When you invest in a company there is an order of rights for stakeholders. There are debtholders (various levels) and shareholders (various levels).
When a pension fund invests in another entity in the form of secured debt, they are doing so because they know that it is a less risky proposition than investing in the common shares. They know that there is an order for who gets paid first and will make their investment knowing that it is their duty to protect the capital that they have been entrusted with. The State of Indiana pension fund made such an investment in GM. They took on a good deal of risk, but ultimately felt that it was still secure enough due to the assets the company held and the fact that their interests were far above common share holders or other parties.
What is happening with Chrysler is that their interests are being set aside for the interests of other parties. The union workers in this case. This case will be used in future cases to the detriment of the order of investments. If you are a distressed company in need of funds to survive… Good luck. If the court can set aside the rights of a secured creditor, why bother. The risk is not worth it.

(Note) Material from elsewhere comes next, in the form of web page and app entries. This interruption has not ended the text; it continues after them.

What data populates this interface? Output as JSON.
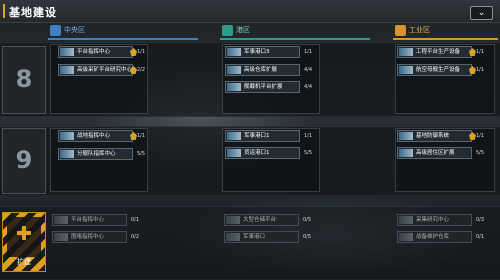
{
  "header": {
    "title": "基地建设",
    "collapse_label": "⌄"
  },
  "columns": [
    {
      "label": "中央区",
      "color": "#3b82c4"
    },
    {
      "label": "港区",
      "color": "#2e9a8a"
    },
    {
      "label": "工业区",
      "color": "#d9952a"
    }
  ],
  "levels": {
    "level8": {
      "number": "8",
      "central": [
        {
          "name": "平台指挥中心",
          "level": "1/1"
        },
        {
          "name": "高级采矿平台研究中心",
          "level": "2/2"
        }
      ],
      "harbor": [
        {
          "name": "军事港口3",
          "level": "1/1"
        },
        {
          "name": "高级仓库扩展",
          "level": "4/4"
        },
        {
          "name": "舰载机平台扩展",
          "level": "4/4"
        }
      ],
      "industrial": [
        {
          "name": "工程平台生产设备",
          "level": "1/1"
        },
        {
          "name": "航空母舰生产设备",
          "level": "1/1"
        }
      ]
    },
    "level9": {
      "number": "9",
      "central": [
        {
          "name": "战地指挥中心",
          "level": "1/1"
        },
        {
          "name": "分舰队指挥中心",
          "level": "5/5"
        }
      ],
      "harbor": [
        {
          "name": "军事港口1",
          "level": "1/1"
        },
        {
          "name": "货运港口1",
          "level": "5/5"
        }
      ],
      "industrial": [
        {
          "name": "基地防御系统",
          "level": "1/1"
        },
        {
          "name": "高级居住区扩展",
          "level": "5/5"
        }
      ]
    },
    "locked": {
      "central": [
        {
          "name": "平台指挥中心",
          "level": "0/1"
        },
        {
          "name": "围堵指挥中心",
          "level": "0/2"
        }
      ],
      "harbor": [
        {
          "name": "大型仓储平台",
          "level": "0/5"
        },
        {
          "name": "军事港口",
          "level": "0/5"
        }
      ],
      "industrial": [
        {
          "name": "采集研究中心",
          "level": "0/3"
        },
        {
          "name": "战备维护仓库",
          "level": "0/1"
        }
      ]
    }
  },
  "expand_button": {
    "label": "扩建"
  },
  "colors": {
    "accent": "#e0a020",
    "central": "#3b82c4",
    "harbor": "#2e9a8a",
    "industrial": "#d9952a"
  }
}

Perhaps this will be good for our system. More companies, who probably aren’t worth saving, will fall and add a little velocity to our recovery. It will be VERY ugly for a while, but it liken it to ripping the band aid off, rather than pulling it off slowly (as we are doing now).

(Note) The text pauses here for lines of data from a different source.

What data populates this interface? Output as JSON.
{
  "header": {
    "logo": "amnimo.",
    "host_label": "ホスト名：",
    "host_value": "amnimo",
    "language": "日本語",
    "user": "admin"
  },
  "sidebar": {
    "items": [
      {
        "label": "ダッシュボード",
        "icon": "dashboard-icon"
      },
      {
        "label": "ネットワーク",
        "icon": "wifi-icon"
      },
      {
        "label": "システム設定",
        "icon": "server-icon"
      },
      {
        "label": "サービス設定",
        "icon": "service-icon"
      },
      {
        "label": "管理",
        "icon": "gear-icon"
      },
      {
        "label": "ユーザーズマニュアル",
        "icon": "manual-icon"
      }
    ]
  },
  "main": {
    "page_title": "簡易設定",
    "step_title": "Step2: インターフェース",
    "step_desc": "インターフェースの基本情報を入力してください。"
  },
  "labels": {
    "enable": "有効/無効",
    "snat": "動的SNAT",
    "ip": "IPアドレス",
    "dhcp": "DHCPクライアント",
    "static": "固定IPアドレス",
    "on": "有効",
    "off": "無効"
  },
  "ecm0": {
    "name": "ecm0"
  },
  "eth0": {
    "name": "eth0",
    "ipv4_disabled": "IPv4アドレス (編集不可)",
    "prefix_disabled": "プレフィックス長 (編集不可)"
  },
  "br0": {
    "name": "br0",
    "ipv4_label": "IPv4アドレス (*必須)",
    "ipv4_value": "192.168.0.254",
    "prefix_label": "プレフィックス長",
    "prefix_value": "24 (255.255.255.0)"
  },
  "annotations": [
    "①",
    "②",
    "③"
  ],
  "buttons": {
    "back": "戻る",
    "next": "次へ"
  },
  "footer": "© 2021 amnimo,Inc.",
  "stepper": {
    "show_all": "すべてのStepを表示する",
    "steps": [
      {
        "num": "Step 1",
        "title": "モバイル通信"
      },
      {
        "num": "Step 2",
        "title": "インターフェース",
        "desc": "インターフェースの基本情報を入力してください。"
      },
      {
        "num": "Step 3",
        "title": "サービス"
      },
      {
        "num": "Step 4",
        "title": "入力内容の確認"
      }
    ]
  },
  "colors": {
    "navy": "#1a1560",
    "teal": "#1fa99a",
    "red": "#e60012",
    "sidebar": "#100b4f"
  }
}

Excerpts from a Peter Schiff story regarding the Chrysler case:
What good is being a secured creditor if courts can allow the assets securing your claim to be sold for the benefit of others?
On Monday, the Supreme Court refused to hear an appeal from Chrysler’s secured creditors based on the government’s argument that the needs of other stakeholders outweighed those of a few creditors. In this case, the Administration concluded the interests of the United Auto Workers outweighed the interests of the Indiana teachers and firemen whose pension fund sued to block the restructuring. Given the enormous financial support that the UAW poured into the Obama campaign, such partiality is hardly surprising…
…The risk that legal contracts can now be arbitrarily set aside will make investors think twice before committing capital to distressed corporations. Oftentimes enforcing contracts imposes hardships. That’s precisely why we have contracts.